DURHAM Cleopatra didn’t have facial hair, that we know of.
But George O’Neal wasn’t going for historical accuracy – or any fashion awards – as a bicep-braceleted servant pulled him down the aisle of the Durham Farmers Market in a sheepskin-draped cart Saturday morning.
The Timberlake farmer with trademark muttonchops was decked out as the Egyptian ruler as part of the market’s first annual Halloween costume contest. Market shoppers dropped $1 tickets into jars at the vendors whose costumes they liked the most.
It wasn’t about winning so much as the cause: raising money for the market’s new Double Bucks program that matches public assistance clients’ EBT/SNAP benefit card spending. People who spend up to $10 at the downtown market on Foster Street or at the South Durham market on N.C. 55 get up to another $10 to spend on locally grown produce and other items.
“It’s a great thing for our farmers,” said Emily-Kate Hampel, assistant market manager. “It’s more money in their pockets. It’s a win-win.”
The market, which operates Wednesday afternoons and Saturday mornings, began accepting EBT (electronic benefit transfer) cards in April and started the Double Bucks program in July, manager Erin Kauffman said. It usually gets 10 to 15 EBT transactions per market, she said.
A Kickstarter online campaign to raise $10,000 for the Double Bucks program will begin Nov. 15.
But the sell was low-key Saturday as customers bought fall greens, flowers and baked goods from vendors dressed as harlequin bugs, Navajo churro sheep and even Optimus Prime of the Transformers.
“I’m a tree,” cut-flower grower Renee Clayton said, and dipped down to reveal a real bird’s nest in her headdress of twisted grapevine and flame bush.
Clayton arranged zinnias, dahlias and mixed bouquets as husband Matt rang up purchases from their Wild Scallions farm in Timberlake in Person County. Daughter Eliza Mae, 7, in a crow’s costume with a giant orange beak greeted customers with loud cries of “caw-caw!”
“She made it all herself,” Clayton said. “She cut the cardboard. She made the design.”
The market’s 71 vendors come from within 70 miles of the market. O’Neal, the board president, grows produce on about four acres along the Flat River in Timberlake.
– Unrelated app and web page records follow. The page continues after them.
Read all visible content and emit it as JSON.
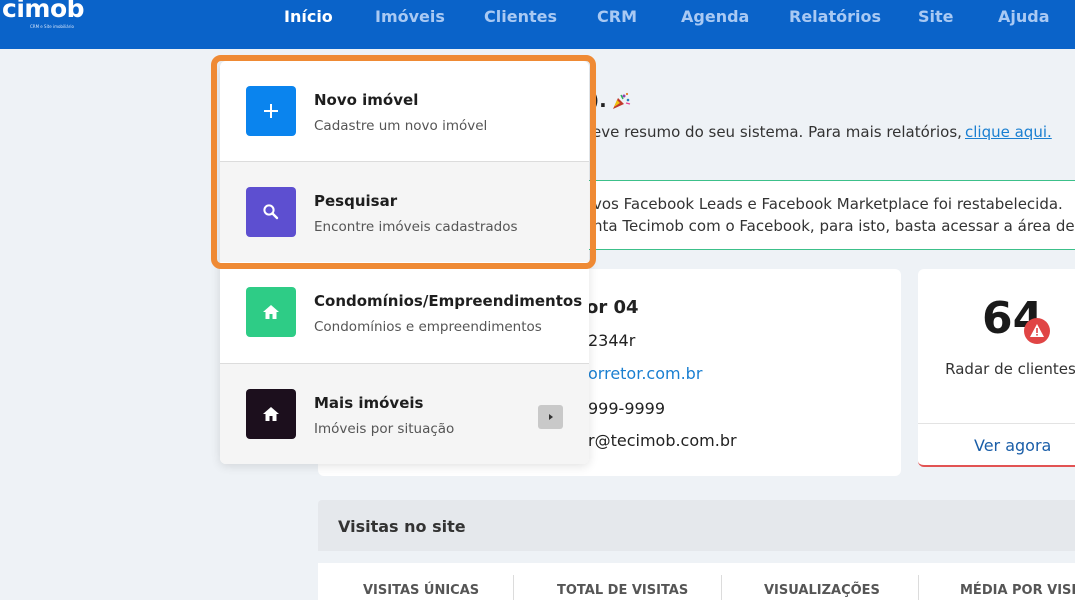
{
  "header": {
    "logo_text": "cimob",
    "logo_tagline": "CRM e Site imobiliário",
    "nav": [
      {
        "label": "Início",
        "active": true
      },
      {
        "label": "Imóveis"
      },
      {
        "label": "Clientes"
      },
      {
        "label": "CRM"
      },
      {
        "label": "Agenda"
      },
      {
        "label": "Relatórios"
      },
      {
        "label": "Site"
      },
      {
        "label": "Ajuda"
      }
    ]
  },
  "dashboard": {
    "greeting": ").",
    "summary_text": "eve resumo do seu sistema. Para mais relatórios,",
    "summary_link": "clique aqui.",
    "alert_line1": "vos Facebook Leads e Facebook Marketplace foi restabelecida.",
    "alert_line2": "nta Tecimob com o Facebook, para isto, basta acessar a área de int",
    "profile": {
      "name": "or 04",
      "creci": "2344r",
      "site": "orretor.com.br",
      "phone": "999-9999",
      "email": "r@tecimob.com.br"
    },
    "radar": {
      "count": "64",
      "label": "Radar de clientes",
      "link": "Ver agora"
    },
    "visits": {
      "title": "Visitas no site",
      "columns": [
        "VISITAS ÚNICAS",
        "TOTAL DE VISITAS",
        "VISUALIZAÇÕES",
        "MÉDIA POR VISITA"
      ]
    }
  },
  "dropdown": {
    "items": [
      {
        "title": "Novo imóvel",
        "subtitle": "Cadastre um novo imóvel",
        "icon": "plus-icon",
        "color": "#0a84ee"
      },
      {
        "title": "Pesquisar",
        "subtitle": "Encontre imóveis cadastrados",
        "icon": "search-icon",
        "color": "#5d4fd0"
      },
      {
        "title": "Condomínios/Empreendimentos",
        "subtitle": "Condomínios e empreendimentos",
        "icon": "home-icon",
        "color": "#2ecc86"
      },
      {
        "title": "Mais imóveis",
        "subtitle": "Imóveis por situação",
        "icon": "home-icon",
        "color": "#1c0f1d"
      }
    ]
  },
  "colors": {
    "nav_bg": "#0a63c9",
    "highlight": "#ef8a34",
    "link": "#1a7fd1",
    "alert_border": "#3cc08a",
    "radar_accent": "#e04545"
  }
}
As he sold fresh ginger root and turmeric, he said this fall has challenged the market, with downtown construction closing nearby streets. Across Foster Street, a single brick wall is all that’s left of Liberty Warehouse, the site of the city’s last tobacco auction house now being converted to apartments and shops.
So if the costumes helped drum up a little business, all the better, he said, showing off his tunic, beaded bikini top and shiny pink lame scarf.
“It takes a real man to wear that,” a customer quipped.
“Or a cross dresser,” O’Neal said and laughed.